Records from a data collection
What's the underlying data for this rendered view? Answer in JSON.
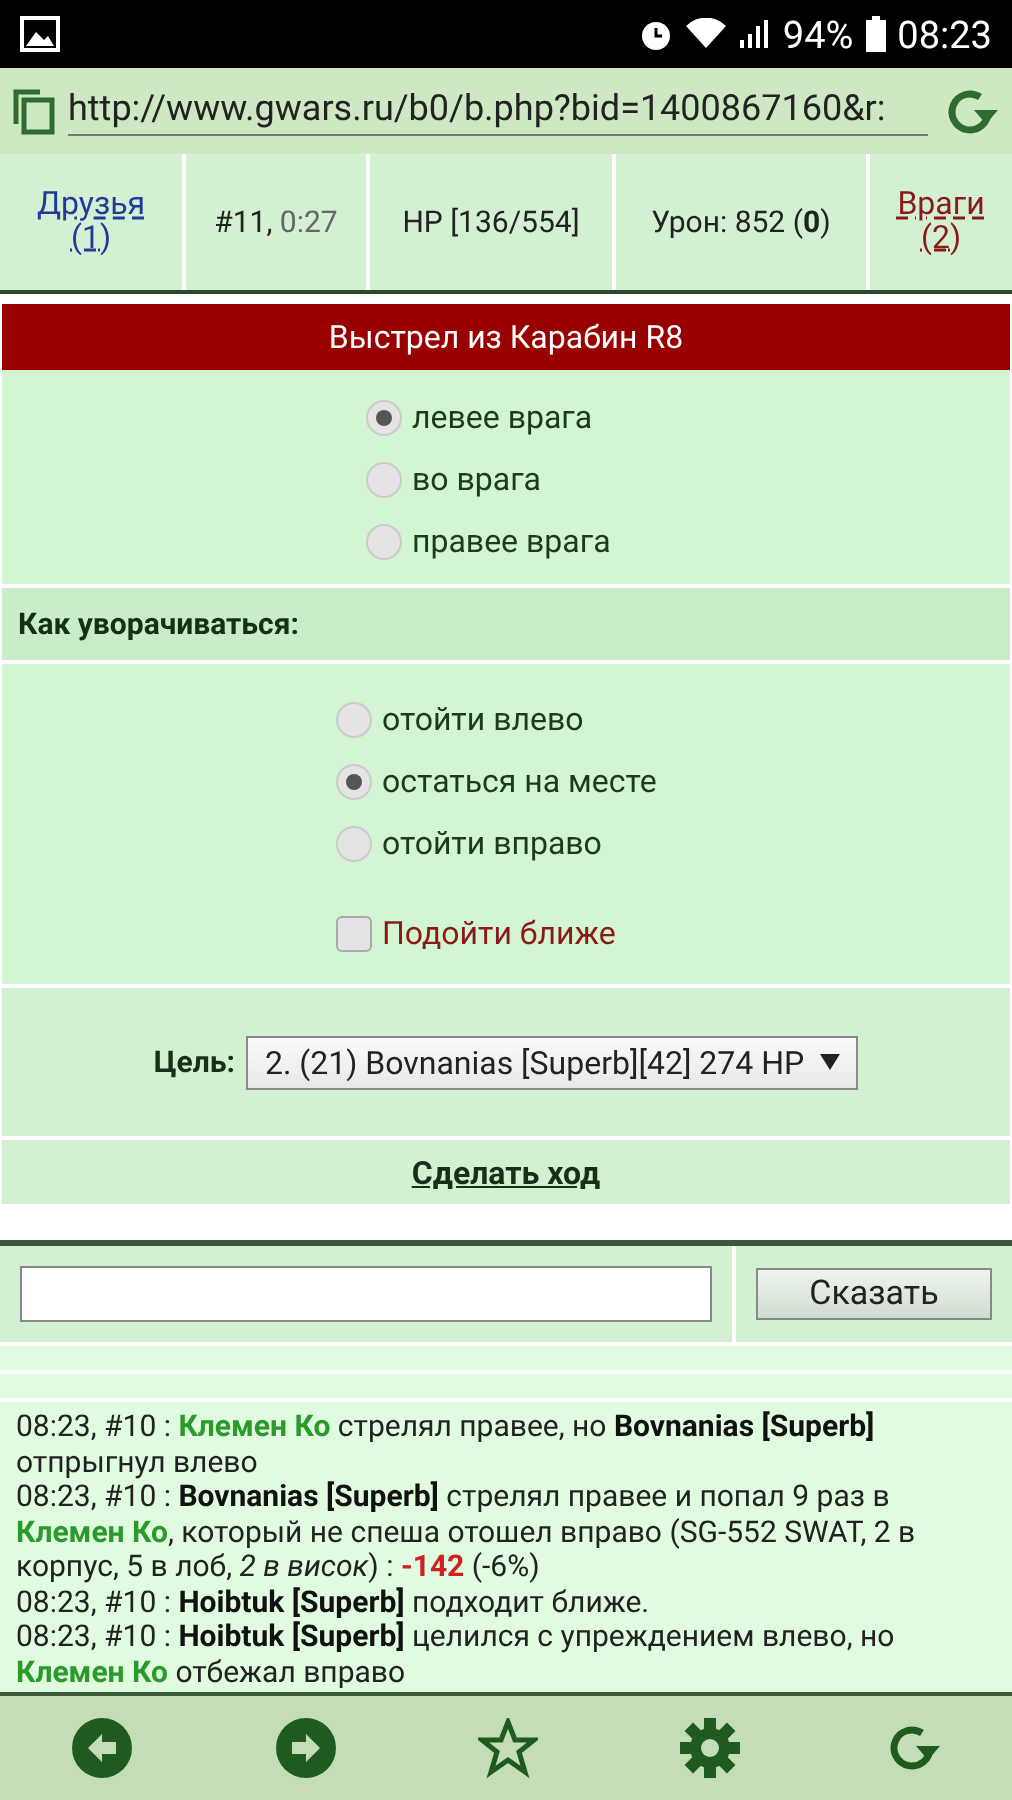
{
  "status_bar": {
    "battery": "94%",
    "time": "08:23"
  },
  "address_bar": {
    "url": "http://www.gwars.ru/b0/b.php?bid=1400867160&r:"
  },
  "stats": {
    "friends": {
      "label": "Друзья",
      "count": "(1)"
    },
    "turn": "#11,",
    "timer": "0:27",
    "hp": "HP [136/554]",
    "damage_label": "Урон: 852 (",
    "damage_bonus": "0",
    "damage_close": ")",
    "enemies": {
      "label": "Враги",
      "count": "(2)"
    }
  },
  "shot": {
    "title": "Выстрел из Карабин R8",
    "options": [
      {
        "label": "левее врага",
        "selected": true
      },
      {
        "label": "во врага",
        "selected": false
      },
      {
        "label": "правее врага",
        "selected": false
      }
    ]
  },
  "dodge": {
    "title": "Как уворачиваться:",
    "options": [
      {
        "label": "отойти влево",
        "selected": false
      },
      {
        "label": "остаться на месте",
        "selected": true
      },
      {
        "label": "отойти вправо",
        "selected": false
      }
    ],
    "approach": {
      "label": "Подойти ближе",
      "checked": false
    }
  },
  "target": {
    "label": "Цель:",
    "value": "2. (21) Bovnanias [Superb][42] 274 HP"
  },
  "submit": "Сделать ход",
  "chat": {
    "button": "Сказать"
  },
  "log": [
    [
      {
        "kind": "plain",
        "text": "08:23, #10 : "
      },
      {
        "kind": "friend",
        "text": "Клемен Ко"
      },
      {
        "kind": "plain",
        "text": " стрелял правее, но "
      },
      {
        "kind": "enemy",
        "text": "Bovnanias [Superb]"
      },
      {
        "kind": "plain",
        "text": " отпрыгнул влево"
      }
    ],
    [
      {
        "kind": "plain",
        "text": "08:23, #10 : "
      },
      {
        "kind": "enemy",
        "text": "Bovnanias [Superb]"
      },
      {
        "kind": "plain",
        "text": " стрелял правее и попал 9 раз в "
      },
      {
        "kind": "friend",
        "text": "Клемен Ко"
      },
      {
        "kind": "plain",
        "text": ", который не спеша отошел вправо (SG-552 SWAT, 2 в корпус, 5 в лоб, "
      },
      {
        "kind": "italic",
        "text": "2 в висок"
      },
      {
        "kind": "plain",
        "text": ") : "
      },
      {
        "kind": "damage",
        "text": "-142"
      },
      {
        "kind": "plain",
        "text": " (-6%)"
      }
    ],
    [
      {
        "kind": "plain",
        "text": "08:23, #10 : "
      },
      {
        "kind": "enemy",
        "text": "Hoibtuk [Superb]"
      },
      {
        "kind": "plain",
        "text": " подходит ближе."
      }
    ],
    [
      {
        "kind": "plain",
        "text": "08:23, #10 : "
      },
      {
        "kind": "enemy",
        "text": "Hoibtuk [Superb]"
      },
      {
        "kind": "plain",
        "text": " целился с упреждением влево, но "
      },
      {
        "kind": "friend",
        "text": "Клемен Ко"
      },
      {
        "kind": "plain",
        "text": " отбежал вправо"
      }
    ]
  ]
}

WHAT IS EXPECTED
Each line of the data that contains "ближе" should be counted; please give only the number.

YOUR RESPONSE
2